EN 101. 16
September 25, 2013
A Typical Tuesday
I decided to do my iExamen on Tuesday, September 24th. I am admittedly lazy on Tuesday's and Thursday's when I don't have class until 12:15, so I rolled out of bed around 11 and said goodbye to the only remaining roommate in my room as she left for class. Before engaging in this human interaction I checked twitter, instagram, and my texts. I do this every morning, which I realize is pretty irrational on days when I have an 8 a.m class considering no one has thoughts to share or interesting pictures to post that early in the morning. Before heading to class I rushed to eat lunch at Iggie's where I noticed almost everyone in the sandwich line standing with their arms crossed or their heads down on their cellphones. All of my friends have the opposite schedule from me on Tuesdays so I headed to class alone. The walk across campus alone always puts me on edge for some reason, and I noticed my self walking swifter than I do when with friends. Despite my feelings of semi-awkwardness, I made a point to put my phone away for this walk, as I had noticed recently how stand offish people who are always on their phones seem. The dependence on technology that I see in myself and in my peers soon became a theme of my iExamen.
My mind was mostly elsewhere in my classes on Tuesday. Monday brought news of various exams, projects, and commitments for the first week of October and I had a hard time getting those off my mind. The stress of school work in general this year has been an issue and I could especially feel it on Tuesday and noticed my mood was a bit lack luster and led to limited participation and interaction with classmates. Once I left English class I decided to shut off my cell phone for the time before and during my next class. As I look back now, this almost seems like a subconscious move on my part because I picked a time where I rarely used my phone anyway. I was early to class and sat in the waiting area of sellinger, where I was the only person not on a phone or a computer. I definitely felt a little out of place having nothing to look at, so I people watched which ended up being very entertaining. It was interesting to see how a group of guys interact versus how a group of all girls interact. Once my next class began I attempted to make more of an effort to participate after noticing that my thoughts about all I had to do were holding me back. The iExamen allowed me to reflect almost immediately on my behavior and attitude because I was observing myself so carefully.
After class ended I decided to not use my phone until I was back in my dorm. Almost immediately after leaving the building, something happened that I have never had happen to me on this campus. A stranger walking beside me asked "How is your day going?" I was very thrown off at first, since in all honestly I would never ask a stranger this. The conversation had a few awkward pauses but overall flowed pretty well. I'm not sure if it is something I am pre-disposed to from other encounters, but usually when a guy I don't know begins to chat me up I see it as weird and even a little creepy. Perhaps if it had been a boy walking next to him this conversation wouldn't have arose, and I do think that is a possibility, but regardless it was actually a really nice experience. It made me realize that encounters like this shouldn't be so out of the norm and that if more people were that open when walking alone back from class instead of looking down at their phones that there could overall be a more pleasant environment. This glimpse at life without such dependency on technology truly made me happy until I was snapped back into reality when I walked into an awkward, head-down, cell-phone using Newman Elevator.

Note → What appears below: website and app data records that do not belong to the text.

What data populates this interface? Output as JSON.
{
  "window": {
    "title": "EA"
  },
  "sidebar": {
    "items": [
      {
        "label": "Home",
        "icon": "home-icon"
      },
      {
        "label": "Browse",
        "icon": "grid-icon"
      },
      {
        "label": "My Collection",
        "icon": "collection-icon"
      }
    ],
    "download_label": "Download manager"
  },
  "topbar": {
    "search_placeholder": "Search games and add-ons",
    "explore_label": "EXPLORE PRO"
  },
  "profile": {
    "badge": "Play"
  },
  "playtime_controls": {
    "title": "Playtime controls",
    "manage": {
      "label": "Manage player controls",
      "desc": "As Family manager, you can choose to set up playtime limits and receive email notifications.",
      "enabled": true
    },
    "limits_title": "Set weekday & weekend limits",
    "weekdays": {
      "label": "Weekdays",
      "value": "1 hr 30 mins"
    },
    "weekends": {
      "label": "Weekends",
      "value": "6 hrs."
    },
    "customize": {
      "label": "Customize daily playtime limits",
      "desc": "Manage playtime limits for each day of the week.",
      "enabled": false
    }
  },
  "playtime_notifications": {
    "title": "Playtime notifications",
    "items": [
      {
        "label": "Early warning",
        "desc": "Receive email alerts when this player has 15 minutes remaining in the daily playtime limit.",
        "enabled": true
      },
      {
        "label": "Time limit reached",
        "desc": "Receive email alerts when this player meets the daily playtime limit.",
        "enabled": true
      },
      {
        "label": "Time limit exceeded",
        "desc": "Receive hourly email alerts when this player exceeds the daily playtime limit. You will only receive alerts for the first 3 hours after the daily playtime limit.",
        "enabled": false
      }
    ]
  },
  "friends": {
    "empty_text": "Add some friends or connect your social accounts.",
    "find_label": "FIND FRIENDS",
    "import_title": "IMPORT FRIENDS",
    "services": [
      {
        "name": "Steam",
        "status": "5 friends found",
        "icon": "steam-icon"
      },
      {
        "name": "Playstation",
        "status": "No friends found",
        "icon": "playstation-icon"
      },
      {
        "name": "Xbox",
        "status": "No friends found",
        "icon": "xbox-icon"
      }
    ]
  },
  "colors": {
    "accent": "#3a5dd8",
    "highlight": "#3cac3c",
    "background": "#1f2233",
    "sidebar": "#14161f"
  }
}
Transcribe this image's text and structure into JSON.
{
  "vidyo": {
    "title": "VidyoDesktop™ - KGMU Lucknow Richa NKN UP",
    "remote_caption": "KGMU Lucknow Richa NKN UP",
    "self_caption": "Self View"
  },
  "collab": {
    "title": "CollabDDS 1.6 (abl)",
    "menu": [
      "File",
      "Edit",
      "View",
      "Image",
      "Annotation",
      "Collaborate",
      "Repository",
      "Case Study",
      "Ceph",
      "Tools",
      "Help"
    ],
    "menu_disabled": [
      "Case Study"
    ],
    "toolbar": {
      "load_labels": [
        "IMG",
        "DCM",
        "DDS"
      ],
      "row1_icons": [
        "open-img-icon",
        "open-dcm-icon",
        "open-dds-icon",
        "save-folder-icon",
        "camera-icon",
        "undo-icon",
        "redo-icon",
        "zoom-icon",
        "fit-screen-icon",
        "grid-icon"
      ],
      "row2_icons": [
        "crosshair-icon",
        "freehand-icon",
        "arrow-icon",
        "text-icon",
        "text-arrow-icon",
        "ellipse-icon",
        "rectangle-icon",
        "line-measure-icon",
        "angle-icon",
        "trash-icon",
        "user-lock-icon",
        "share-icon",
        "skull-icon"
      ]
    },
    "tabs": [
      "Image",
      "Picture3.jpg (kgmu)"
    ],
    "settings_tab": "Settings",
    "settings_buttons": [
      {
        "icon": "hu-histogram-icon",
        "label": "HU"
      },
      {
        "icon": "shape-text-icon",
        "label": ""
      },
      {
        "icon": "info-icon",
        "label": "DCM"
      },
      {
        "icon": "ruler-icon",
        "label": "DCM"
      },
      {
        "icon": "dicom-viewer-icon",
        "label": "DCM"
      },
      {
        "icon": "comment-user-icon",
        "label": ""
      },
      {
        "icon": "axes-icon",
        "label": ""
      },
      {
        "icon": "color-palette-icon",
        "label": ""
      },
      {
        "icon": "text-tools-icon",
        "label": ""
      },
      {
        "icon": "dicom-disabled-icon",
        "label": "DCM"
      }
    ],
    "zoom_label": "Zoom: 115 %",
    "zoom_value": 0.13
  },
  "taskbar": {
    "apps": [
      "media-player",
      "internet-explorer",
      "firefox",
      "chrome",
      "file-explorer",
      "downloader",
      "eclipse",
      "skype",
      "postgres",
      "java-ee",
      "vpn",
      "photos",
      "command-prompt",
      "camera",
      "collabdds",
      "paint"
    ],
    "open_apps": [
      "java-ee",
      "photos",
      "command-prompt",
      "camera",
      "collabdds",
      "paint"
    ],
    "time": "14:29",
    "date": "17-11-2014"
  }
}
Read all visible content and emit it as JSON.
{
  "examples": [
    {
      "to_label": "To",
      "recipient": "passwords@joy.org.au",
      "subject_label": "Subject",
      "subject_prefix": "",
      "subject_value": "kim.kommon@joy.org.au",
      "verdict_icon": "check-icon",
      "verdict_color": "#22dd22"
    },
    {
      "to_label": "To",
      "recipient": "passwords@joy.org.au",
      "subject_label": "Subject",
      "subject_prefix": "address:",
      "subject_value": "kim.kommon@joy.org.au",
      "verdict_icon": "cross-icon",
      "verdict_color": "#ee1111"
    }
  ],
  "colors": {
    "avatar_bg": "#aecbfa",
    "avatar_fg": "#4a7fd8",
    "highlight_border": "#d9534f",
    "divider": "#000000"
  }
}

The iExamen allowed me to look into the behavior of others and gave me a lot of insight on myself and things I may want to change. It gave me a chance to look into some of our general social norms, such as always using a phone when alone and often not interacting with people outside our immediate friend group. Most importantly, the iExamen and the man I met walking across the North Charles Street bridge made me questions these norms.